Type of Medication
Bupropion is an antidepressant.
What Bupropion Is Prescribed For
Bupropion is an antidepressant, but it is also prescribed to help people quit smoking. It can be used alone or in combination with a nicotine replacement product.
How Bupropion Works
Bupropion appears to affect 2 brain chemicals that may be related to nicotine addiction: dopamine and norepinephrine. Bupropion reduces the cravings that smokers get when they try to quit. It also seems to reduce many of the nicotine withdrawal symptoms, such as irritability, frustration, and anger.
Considerations While Taking This Medication
See Your Doctor
Your doctor will determine the appropriate level of bupropion for you and will adjust the dosage as you progress.
Manage Your Medications
Tell your doctor about all the medications you take. Some should not be taken with bupropion. For example, you should not take bupropion for smoking cessation if you:
- Are already taking another drug that also contains bupropion
- Have used a monoamine oxidase inhibitors (MAOIs), another type of antidepressant, in the past 14 days
Be Cautious With Certain Conditions
Certain conditions can affect whether it is safe for you to take bupropion. Tell your doctor about your medical history and if you have any health problems, especially if you have:
- Seizure disorder
- Eating disorder, such as anorexia or bulimia
- Alcohol or drug addiction, or are undergoing treatment
- Allergic reaction to medication
Other conditions that are important to let your doctor know about include current or history of:
- Brain tumor, brain disorders, or surgery
- Head injury
- Mental health disorders, such as bipolar disorder or psychosis
- High blood pressure
- Heart disease
- Kidney disease
- Liver disease
If you are woman who is pregnant or breastfeeding, be sure to talk to your doctor about whether it is safe for you to take bupropion.
Start taking bupropion 1-2 weeks before you plan to stop smoking. This will give the medication enough time to reach adequate levels in your body.
Note: Do not double the dose. Taking too much bupropion at one time can cause serious reactions, including seizures.
If all goes well and you are successful in quitting, you should plan to keep taking bupropion for 7-12 weeks. Your doctor may advise staying on treatment for 6 months after quitting, depending on your circumstances.
Possible Side Effects
Most people do not have side effects from taking bupropion for smoking cessation. If side effects do occur, they can usually be minimized. In addition, side effects are most often temporary, lasting only as long as you are taking the medication.
There are rare, but serious side effects that you should be aware of. Medications like bupropion may cause severe mood and behavior changes in some people, including suicidal thoughts. Young adults may be more at risk for these side effects. Make sure you call emergency medical services right away if this happens to you.
Other Side Effects
Common side effects may include:
- Rapid heartbeat
- Rash, itchy skin, hives
- Muscle pain
- Trembling or shaking
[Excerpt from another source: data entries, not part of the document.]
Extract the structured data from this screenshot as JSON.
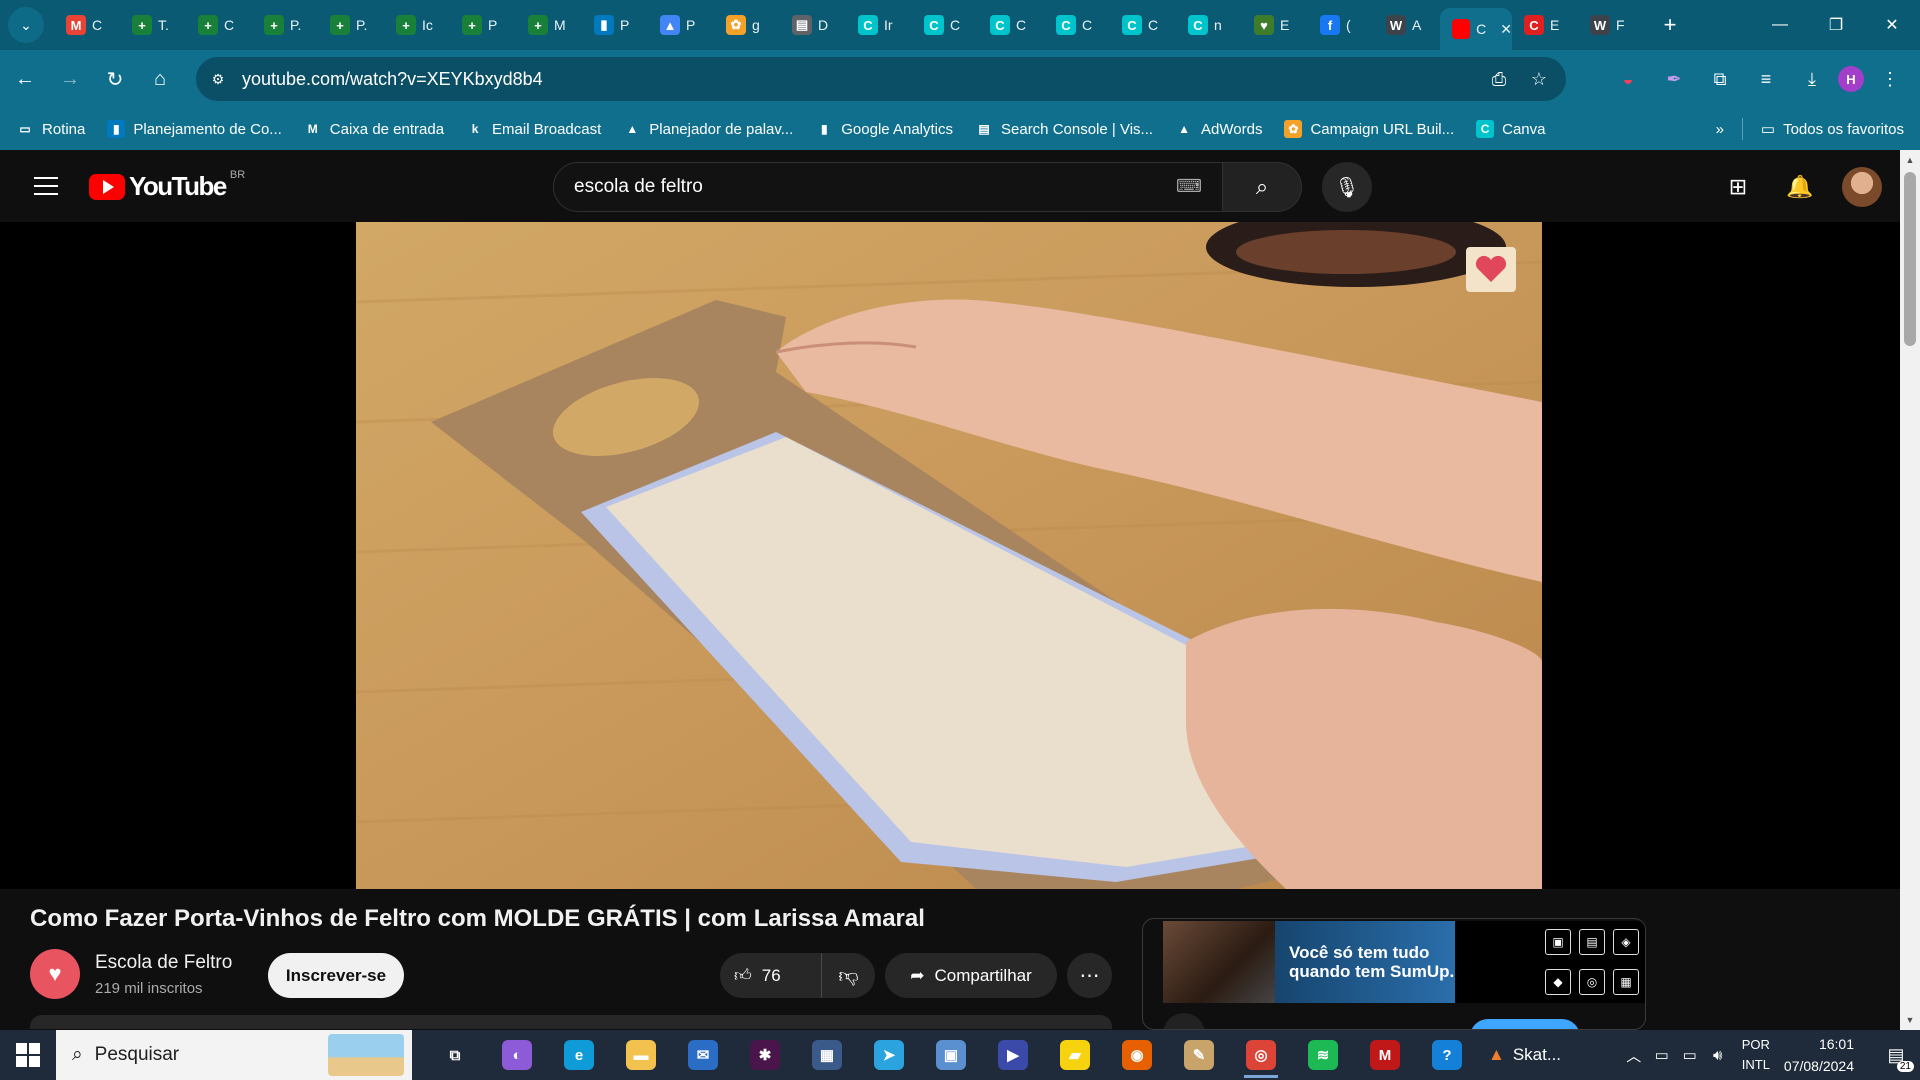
{
  "browser": {
    "tabs": [
      {
        "letter": "C",
        "icon": "gmail-icon",
        "color": "#ea4335",
        "glyph": "M"
      },
      {
        "letter": "T.",
        "icon": "sheets-icon",
        "color": "#188038",
        "glyph": "+"
      },
      {
        "letter": "C",
        "icon": "sheets-icon",
        "color": "#188038",
        "glyph": "+"
      },
      {
        "letter": "P.",
        "icon": "sheets-icon",
        "color": "#188038",
        "glyph": "+"
      },
      {
        "letter": "P.",
        "icon": "sheets-icon",
        "color": "#188038",
        "glyph": "+"
      },
      {
        "letter": "Ic",
        "icon": "sheets-icon",
        "color": "#188038",
        "glyph": "+"
      },
      {
        "letter": "P",
        "icon": "sheets-icon",
        "color": "#188038",
        "glyph": "+"
      },
      {
        "letter": "M",
        "icon": "sheets-icon",
        "color": "#188038",
        "glyph": "+"
      },
      {
        "letter": "P",
        "icon": "trello-icon",
        "color": "#0079bf",
        "glyph": "▮"
      },
      {
        "letter": "P",
        "icon": "google-ads-icon",
        "color": "#4285f4",
        "glyph": "▲"
      },
      {
        "letter": "g",
        "icon": "ga-campaign-icon",
        "color": "#f4a12a",
        "glyph": "✿"
      },
      {
        "letter": "D",
        "icon": "store-icon",
        "color": "#5f6368",
        "glyph": "▤"
      },
      {
        "letter": "Ir",
        "icon": "canva-icon",
        "color": "#00c4cc",
        "glyph": "C"
      },
      {
        "letter": "C",
        "icon": "canva-icon",
        "color": "#00c4cc",
        "glyph": "C"
      },
      {
        "letter": "C",
        "icon": "canva-icon",
        "color": "#00c4cc",
        "glyph": "C"
      },
      {
        "letter": "C",
        "icon": "canva-icon",
        "color": "#00c4cc",
        "glyph": "C"
      },
      {
        "letter": "C",
        "icon": "canva-icon",
        "color": "#00c4cc",
        "glyph": "C"
      },
      {
        "letter": "n",
        "icon": "canva-icon",
        "color": "#00c4cc",
        "glyph": "C"
      },
      {
        "letter": "E",
        "icon": "heart-icon",
        "color": "#3e7b2a",
        "glyph": "♥"
      },
      {
        "letter": "(",
        "icon": "facebook-icon",
        "color": "#1877f2",
        "glyph": "f"
      },
      {
        "letter": "A",
        "icon": "wordpress-icon",
        "color": "#3c434a",
        "glyph": "W"
      },
      {
        "letter": "C",
        "icon": "youtube-tab-icon",
        "color": "#ff0000",
        "glyph": "",
        "active": true,
        "close": "✕"
      },
      {
        "letter": "E",
        "icon": "red-square-icon",
        "color": "#e02020",
        "glyph": "C"
      },
      {
        "letter": "F",
        "icon": "wordpress-icon",
        "color": "#3c434a",
        "glyph": "W"
      }
    ],
    "new_tab": "+",
    "url": "youtube.com/watch?v=XEYKbxyd8b4",
    "bookmarks": [
      {
        "label": "Rotina",
        "icon": "folder-icon",
        "color": "transparent",
        "glyph": "▭"
      },
      {
        "label": "Planejamento de Co...",
        "icon": "trello-icon",
        "color": "#0079bf",
        "glyph": "▮"
      },
      {
        "label": "Caixa de entrada",
        "icon": "gmail-icon",
        "color": "transparent",
        "glyph": "M"
      },
      {
        "label": "Email Broadcast",
        "icon": "kajabi-icon",
        "color": "transparent",
        "glyph": "k"
      },
      {
        "label": "Planejador de palav...",
        "icon": "google-ads-icon",
        "color": "transparent",
        "glyph": "▲"
      },
      {
        "label": "Google Analytics",
        "icon": "analytics-icon",
        "color": "transparent",
        "glyph": "▮"
      },
      {
        "label": "Search Console | Vis...",
        "icon": "search-console-icon",
        "color": "transparent",
        "glyph": "▤"
      },
      {
        "label": "AdWords",
        "icon": "google-ads-icon",
        "color": "transparent",
        "glyph": "▲"
      },
      {
        "label": "Campaign URL Buil...",
        "icon": "ga-campaign-icon",
        "color": "#f4a12a",
        "glyph": "✿"
      },
      {
        "label": "Canva",
        "icon": "canva-icon",
        "color": "#00c4cc",
        "glyph": "C"
      }
    ],
    "bookmarks_more": "»",
    "all_bookmarks": "Todos os favoritos",
    "profile_letter": "H"
  },
  "youtube": {
    "country_code": "BR",
    "logo_word": "YouTube",
    "search_value": "escola de feltro",
    "video_title": "Como Fazer Porta-Vinhos de Feltro com MOLDE GRÁTIS | com Larissa Amaral",
    "channel_name": "Escola de Feltro",
    "subscribers": "219 mil inscritos",
    "subscribe_label": "Inscrever-se",
    "like_count": "76",
    "share_label": "Compartilhar",
    "ad_text": "Você só tem tudo quando tem SumUp."
  },
  "taskbar": {
    "search_placeholder": "Pesquisar",
    "weather_label": "Skat...",
    "lang_1": "POR",
    "lang_2": "INTL",
    "time": "16:01",
    "date": "07/08/2024",
    "notifications": "21",
    "apps": [
      {
        "name": "task-view-icon",
        "color": "transparent",
        "glyph": "⧉"
      },
      {
        "name": "copilot-icon",
        "color": "#8e5bd8",
        "glyph": "◐"
      },
      {
        "name": "edge-icon",
        "color": "#0f9bd7",
        "glyph": "e"
      },
      {
        "name": "file-explorer-icon",
        "color": "#f2c14e",
        "glyph": "▬"
      },
      {
        "name": "mail-icon",
        "color": "#2b6cc4",
        "glyph": "✉"
      },
      {
        "name": "slack-icon",
        "color": "#4a154b",
        "glyph": "✱"
      },
      {
        "name": "calculator-icon",
        "color": "#3a5a8a",
        "glyph": "▦"
      },
      {
        "name": "telegram-icon",
        "color": "#2aa3df",
        "glyph": "➤"
      },
      {
        "name": "photos-icon",
        "color": "#5a8fd0",
        "glyph": "▣"
      },
      {
        "name": "video-editor-icon",
        "color": "#3b4aa8",
        "glyph": "▶"
      },
      {
        "name": "sticky-notes-icon",
        "color": "#f7d20e",
        "glyph": "▰"
      },
      {
        "name": "firefox-icon",
        "color": "#e66000",
        "glyph": "◉"
      },
      {
        "name": "paint-icon",
        "color": "#c8a36a",
        "glyph": "✎"
      },
      {
        "name": "chrome-icon",
        "color": "#db4437",
        "glyph": "◎",
        "active": true
      },
      {
        "name": "spotify-icon",
        "color": "#1db954",
        "glyph": "≋"
      },
      {
        "name": "mcafee-icon",
        "color": "#c01818",
        "glyph": "M"
      },
      {
        "name": "help-icon",
        "color": "#1580d8",
        "glyph": "?"
      }
    ]
  }
}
- Menstrual changes in women
- Sore throat
More serious, but less common side effects may include:
- Irregular heartbeat
- Serious allergic reaction known as anaphylaxis
Symptoms of an Overdose
Symptoms of an overdose may be more severe than side effects seen at regular doses, or 2 or more side effects may occur together. Call for emergency medical services right away if you notice any of the following:
- Fast heartbeat
- Loss of consciousness
- Nausea and/or vomiting
Combining bupropion with other medications can increase your risk of seizures, as well as other potentially dangerous interactions. Examples of medications that can cause problems include:
- Antipsychotic medications
- Anti-arrhythmic agents
There are many other medications that may interact with bupropion. Be sure to discuss any other medications that you are taking with your doctor.
Smoking Cessation Success
It is clear from all of the studies on smoking cessation that your chance of long-term success depends a great deal on your motivation and commitment to quitting, regardless of which therapy you choose.
- Reviewer: EBSCO Medical Review BoardMichael Woods, MD, FAAP
- Review Date: 01/2018 -
- Update Date: 01/06/2016 -